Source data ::
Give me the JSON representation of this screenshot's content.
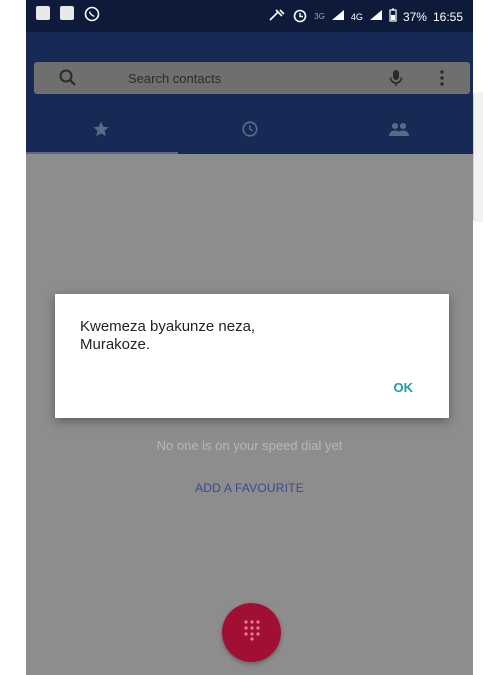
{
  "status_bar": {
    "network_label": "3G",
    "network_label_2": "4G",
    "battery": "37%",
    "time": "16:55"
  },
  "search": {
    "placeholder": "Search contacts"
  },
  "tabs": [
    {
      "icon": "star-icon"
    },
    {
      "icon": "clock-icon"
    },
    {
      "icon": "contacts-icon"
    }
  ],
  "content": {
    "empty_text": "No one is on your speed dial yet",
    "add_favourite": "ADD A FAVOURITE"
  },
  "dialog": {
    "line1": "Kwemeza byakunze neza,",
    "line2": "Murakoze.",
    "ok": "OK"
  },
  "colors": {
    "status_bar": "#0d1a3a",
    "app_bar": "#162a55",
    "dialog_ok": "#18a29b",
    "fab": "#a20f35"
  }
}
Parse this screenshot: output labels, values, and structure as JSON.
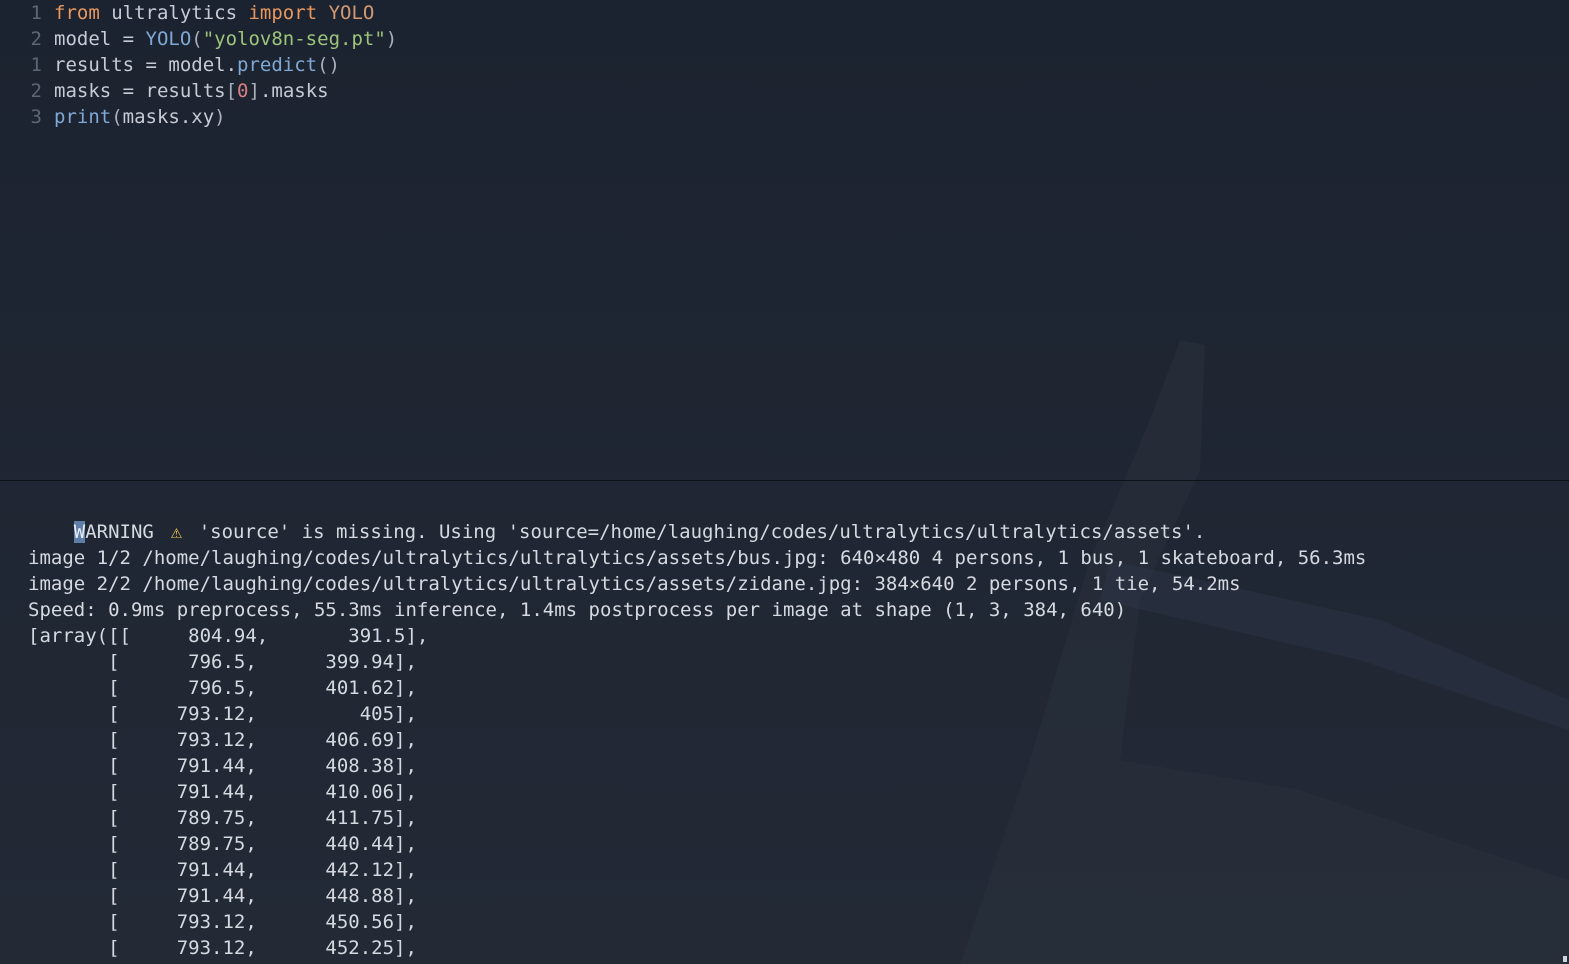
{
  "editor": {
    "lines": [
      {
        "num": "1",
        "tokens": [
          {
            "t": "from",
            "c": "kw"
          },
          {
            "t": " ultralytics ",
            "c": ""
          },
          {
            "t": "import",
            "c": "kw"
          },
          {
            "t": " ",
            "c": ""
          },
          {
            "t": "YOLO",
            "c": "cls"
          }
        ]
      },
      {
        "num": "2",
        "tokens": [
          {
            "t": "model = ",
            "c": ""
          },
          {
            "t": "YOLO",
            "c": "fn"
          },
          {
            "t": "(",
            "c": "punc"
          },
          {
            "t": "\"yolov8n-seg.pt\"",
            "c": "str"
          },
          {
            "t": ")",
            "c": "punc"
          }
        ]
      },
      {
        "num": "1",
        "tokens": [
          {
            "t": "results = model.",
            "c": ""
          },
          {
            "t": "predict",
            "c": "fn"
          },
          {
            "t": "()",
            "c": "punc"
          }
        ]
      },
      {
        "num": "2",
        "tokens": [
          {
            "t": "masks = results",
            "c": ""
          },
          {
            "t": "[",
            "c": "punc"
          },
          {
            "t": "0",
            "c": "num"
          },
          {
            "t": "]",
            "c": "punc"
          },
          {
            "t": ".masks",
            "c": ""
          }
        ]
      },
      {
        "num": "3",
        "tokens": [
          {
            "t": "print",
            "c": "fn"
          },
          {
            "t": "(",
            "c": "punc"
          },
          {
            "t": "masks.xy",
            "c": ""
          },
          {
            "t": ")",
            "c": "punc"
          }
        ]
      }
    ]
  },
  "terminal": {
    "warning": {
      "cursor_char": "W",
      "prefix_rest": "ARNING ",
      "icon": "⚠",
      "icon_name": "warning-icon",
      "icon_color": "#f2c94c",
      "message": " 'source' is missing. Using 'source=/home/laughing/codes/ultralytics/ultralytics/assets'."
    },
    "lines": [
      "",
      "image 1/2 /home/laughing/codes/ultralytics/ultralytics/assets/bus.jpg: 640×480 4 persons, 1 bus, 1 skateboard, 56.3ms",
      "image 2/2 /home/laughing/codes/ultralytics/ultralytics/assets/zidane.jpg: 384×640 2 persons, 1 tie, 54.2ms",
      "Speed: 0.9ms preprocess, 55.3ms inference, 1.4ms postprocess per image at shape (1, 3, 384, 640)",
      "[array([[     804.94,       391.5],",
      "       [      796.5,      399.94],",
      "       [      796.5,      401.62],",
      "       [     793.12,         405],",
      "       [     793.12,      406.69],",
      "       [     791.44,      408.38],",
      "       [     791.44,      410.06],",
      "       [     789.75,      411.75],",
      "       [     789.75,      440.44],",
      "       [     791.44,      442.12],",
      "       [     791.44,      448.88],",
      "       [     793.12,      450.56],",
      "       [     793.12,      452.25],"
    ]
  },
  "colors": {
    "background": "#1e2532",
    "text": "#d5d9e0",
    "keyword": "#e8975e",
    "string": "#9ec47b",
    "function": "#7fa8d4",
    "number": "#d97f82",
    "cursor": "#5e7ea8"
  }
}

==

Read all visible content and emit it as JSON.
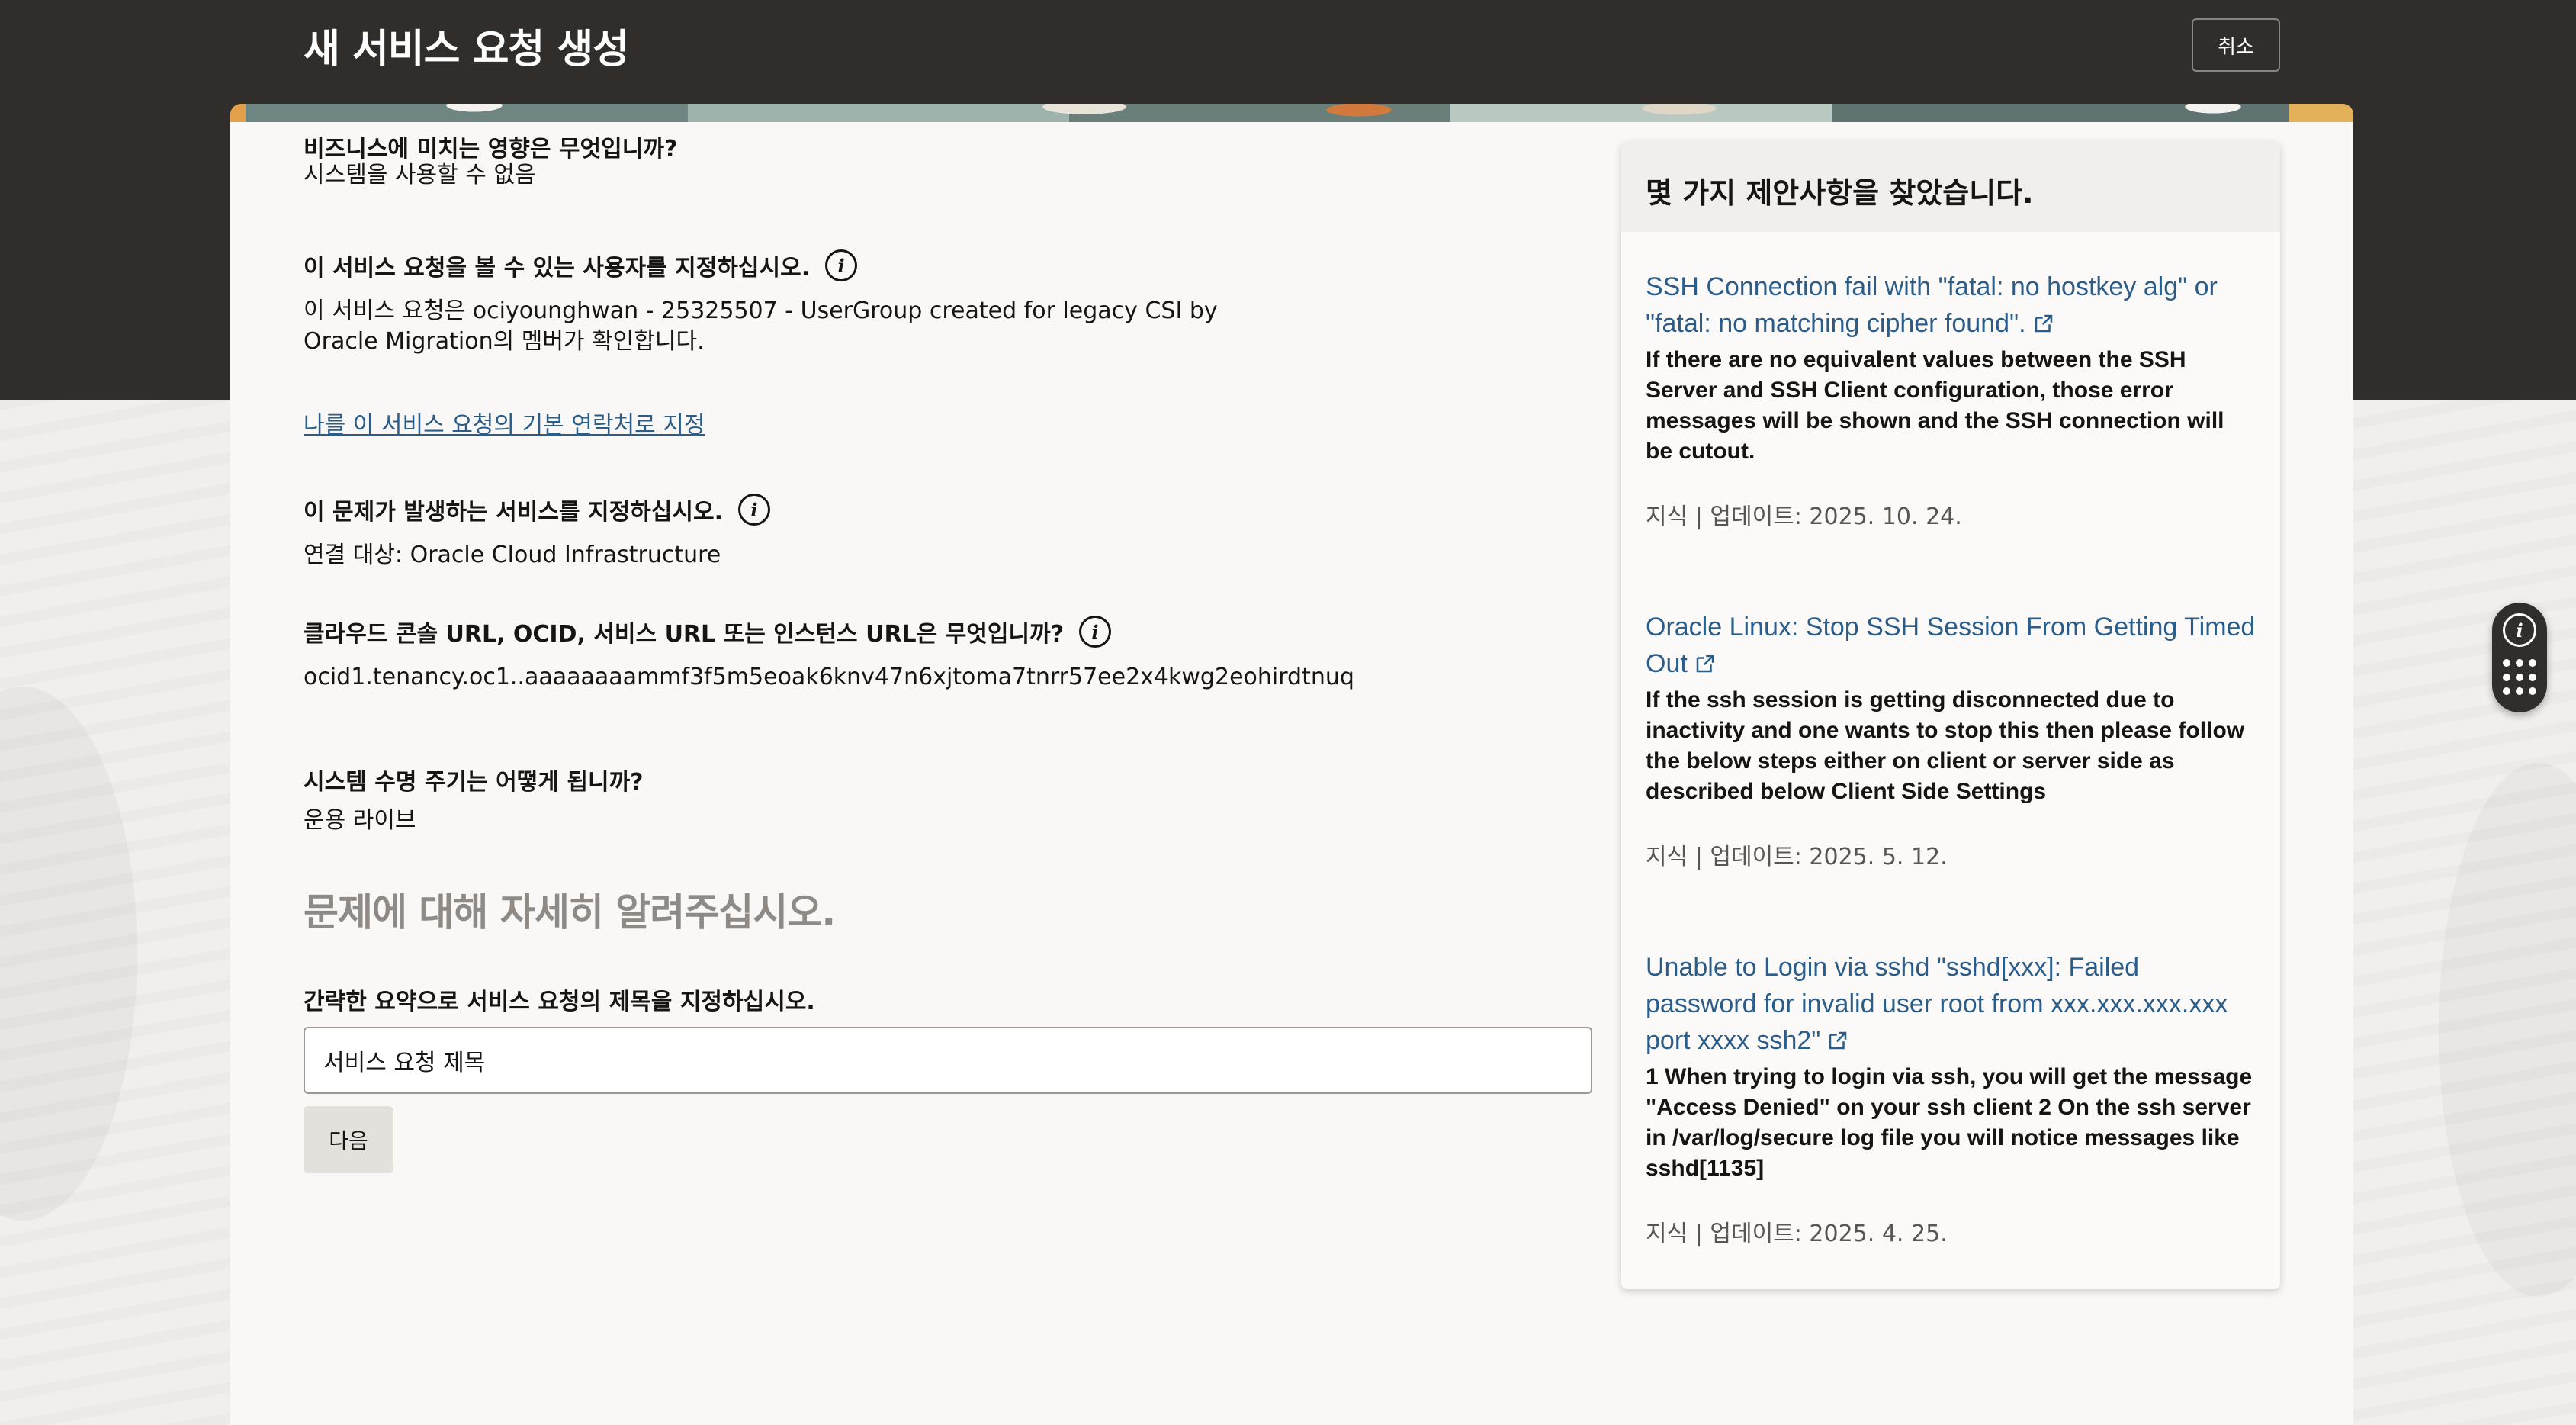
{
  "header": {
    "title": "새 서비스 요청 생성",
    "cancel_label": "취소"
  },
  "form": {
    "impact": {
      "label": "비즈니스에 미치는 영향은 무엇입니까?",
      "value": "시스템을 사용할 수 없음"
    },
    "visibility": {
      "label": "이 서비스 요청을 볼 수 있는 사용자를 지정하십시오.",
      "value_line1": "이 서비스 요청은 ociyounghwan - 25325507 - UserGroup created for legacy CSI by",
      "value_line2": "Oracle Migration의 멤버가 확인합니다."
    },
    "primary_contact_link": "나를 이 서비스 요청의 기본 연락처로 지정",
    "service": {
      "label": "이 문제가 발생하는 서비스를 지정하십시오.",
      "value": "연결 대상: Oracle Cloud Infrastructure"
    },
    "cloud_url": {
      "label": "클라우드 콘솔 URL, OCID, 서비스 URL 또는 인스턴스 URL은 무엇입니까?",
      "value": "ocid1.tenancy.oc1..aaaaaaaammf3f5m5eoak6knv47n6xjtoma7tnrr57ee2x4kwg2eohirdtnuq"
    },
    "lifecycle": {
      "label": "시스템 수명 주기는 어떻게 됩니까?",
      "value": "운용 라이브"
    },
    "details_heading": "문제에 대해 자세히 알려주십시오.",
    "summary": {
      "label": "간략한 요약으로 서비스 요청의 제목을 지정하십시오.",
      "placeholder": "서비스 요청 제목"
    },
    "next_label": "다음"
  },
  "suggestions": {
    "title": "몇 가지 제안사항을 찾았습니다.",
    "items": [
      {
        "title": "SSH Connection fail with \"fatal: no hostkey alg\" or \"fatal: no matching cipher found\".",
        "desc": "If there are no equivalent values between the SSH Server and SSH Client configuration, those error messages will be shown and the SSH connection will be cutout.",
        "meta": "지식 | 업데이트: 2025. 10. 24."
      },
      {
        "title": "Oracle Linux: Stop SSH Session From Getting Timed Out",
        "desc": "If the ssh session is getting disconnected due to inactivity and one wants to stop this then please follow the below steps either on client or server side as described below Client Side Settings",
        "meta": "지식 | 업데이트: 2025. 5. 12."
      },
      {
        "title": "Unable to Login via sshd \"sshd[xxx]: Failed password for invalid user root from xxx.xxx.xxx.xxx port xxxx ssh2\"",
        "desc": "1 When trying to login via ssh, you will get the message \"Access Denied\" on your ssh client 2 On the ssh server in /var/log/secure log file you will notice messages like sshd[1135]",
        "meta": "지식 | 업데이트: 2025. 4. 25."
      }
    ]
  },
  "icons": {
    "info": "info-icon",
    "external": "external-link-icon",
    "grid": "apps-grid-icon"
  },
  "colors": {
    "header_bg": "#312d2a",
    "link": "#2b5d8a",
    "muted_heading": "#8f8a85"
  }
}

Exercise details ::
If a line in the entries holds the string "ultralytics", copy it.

Written response ::
            "t": " ultralytics ",
      "message": " 'source' is missing. Using 'source=/home/laughing/codes/ultralytics/ultralytics/assets'."
      "image 1/2 /home/laughing/codes/ultralytics/ultralytics/assets/bus.jpg: 640×480 4 persons, 1 bus, 1 skateboard, 56.3ms",
      "image 2/2 /home/laughing/codes/ultralytics/ultralytics/assets/zidane.jpg: 384×640 2 persons, 1 tie, 54.2ms",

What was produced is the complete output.